A gentleman of advancing years, upon seeing the trailer for "Inglorious Basterds" one evening, leaned over in his theater seat and told me in no uncertain terms that the film looked like a piece of garbage. At the time I did not disagree with him, as this gentleman is a dear friend of mine, and has a particularly colorful history, including the intimate knowledge of modern warfare in all its various forms throughout the years. I understood his objections. The trailer didn't do much for me either, leaving a vague feeling of embarrassment and unease at the thought of Quentin Tarantino mining WWII for splatterfest material. Those fears were mostly allayed with the positive reviews that accompanied the film's release and the smattering of kudos during awards season.
However, I couldn't help thinking of my friend's reaction to the trailer as I was watching "Inglorious Basterds." Thankfully the gory excesses of the title characters alluded to in the trailer were brief, but they were still intrusive. "Basterds" was sold as a pulpy, over-the-top action picture akin to Tarantino's last features, "Death Proof" and "Kill Bill." The anticipation of orgiastic violence hung over every frame, a distraction from what turned out to be a fairly restrained outing for the director, even with a fiery finale where much of the Third Reich is blown to smithereens. Intimate, dialogue-heavy scenes far outnumbered the broader action sequences, and anachronistic flourishes were relatively few.
Still, there's no getting around the major liberties Tarantino took with historical fact, and by the end of the movie, "Inglorious Basterds" resembles nothing so much as WWII alternate-universe fanfiction. The characters exist in a recreation of the cinematic depictions of WWII in 40s period films, rife with Tarantino's trademark homages, rather than the actual reality of the time. I had a hard time with the tone, which often shifted from farcical to dead serious and back again, sometimes in a single scene. The film opens with a suspenseful, utterly serious encounter with the villain Hans Landa, quickly followed by the Basterds' introduction from the trailer, in all its cheerfully pulpy excess.

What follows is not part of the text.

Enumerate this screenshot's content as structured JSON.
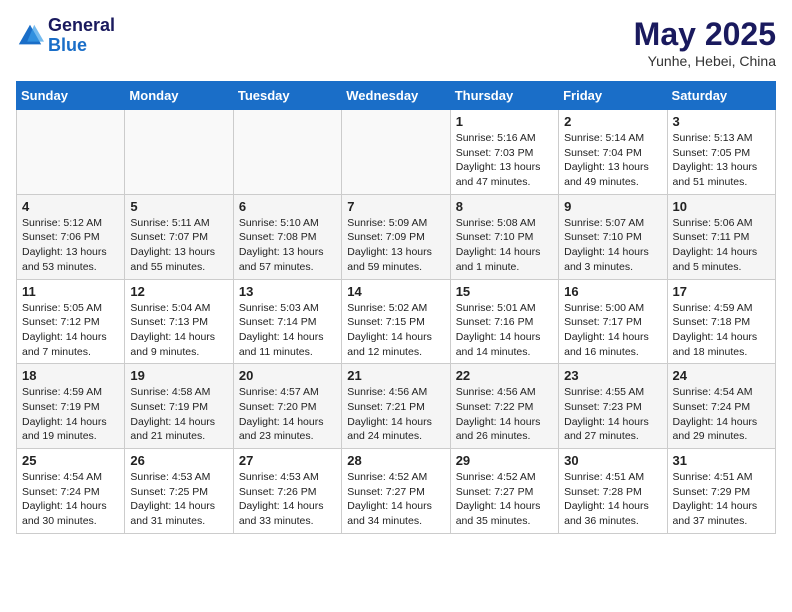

And what to make of scenes where relatively realistic characters like Diane Kruger's Bridget von Hammersmark share the screen with wild caricatures like Brad Pitt's Lt. Aldo "The Apache" Raine and Eli Roth's bat-wielding Sgt. Donny "The Bear Jew" Donowitz? Tarantino wants to have it both ways, the exaggerated stylization and the genuine sentiment, and ends up with a picture that quick-steps around heavier themes and feels devoid of depth and consequence. This works for lighter fare like "Zombieland" and "Tropic Thunder," but "Inglorious Basterds," which evokes the weight of so much history, often comes off as dreadfully flippant with its material – just as my dear gentleman friend had feared.
In spite of this, I have to say the movie was well-made and parts of it were very entertaining. The predominantly European cast was excellent, especially Christoph Waltz as Hans Landa and both of the female leads. It took me a while to figure out what Brad Pitt was doing, but once it clicked that he and the other Basterds were Tarantino's amped-up answer to the Dirty Dozen, and meant to act as a counterweight to the film's hysterical Hitler, I got the joke. I just wish it didn't make me wince so badly.
A few days ago I watched another WWII film from last year, the Danish "Flame and Citron," which was about two Danish resistance assassins operating during the Nazi occupation of Denmark. Like "Inglorious Basterds," it had plenty of intrigue, violence, and visceral thrills, but I found "Flame and Citron" much more satisfying. It couldn't match Tarantino for style or wit or dazzle, but it did present its material directly and candidly. And in the end I thought it had much more to say.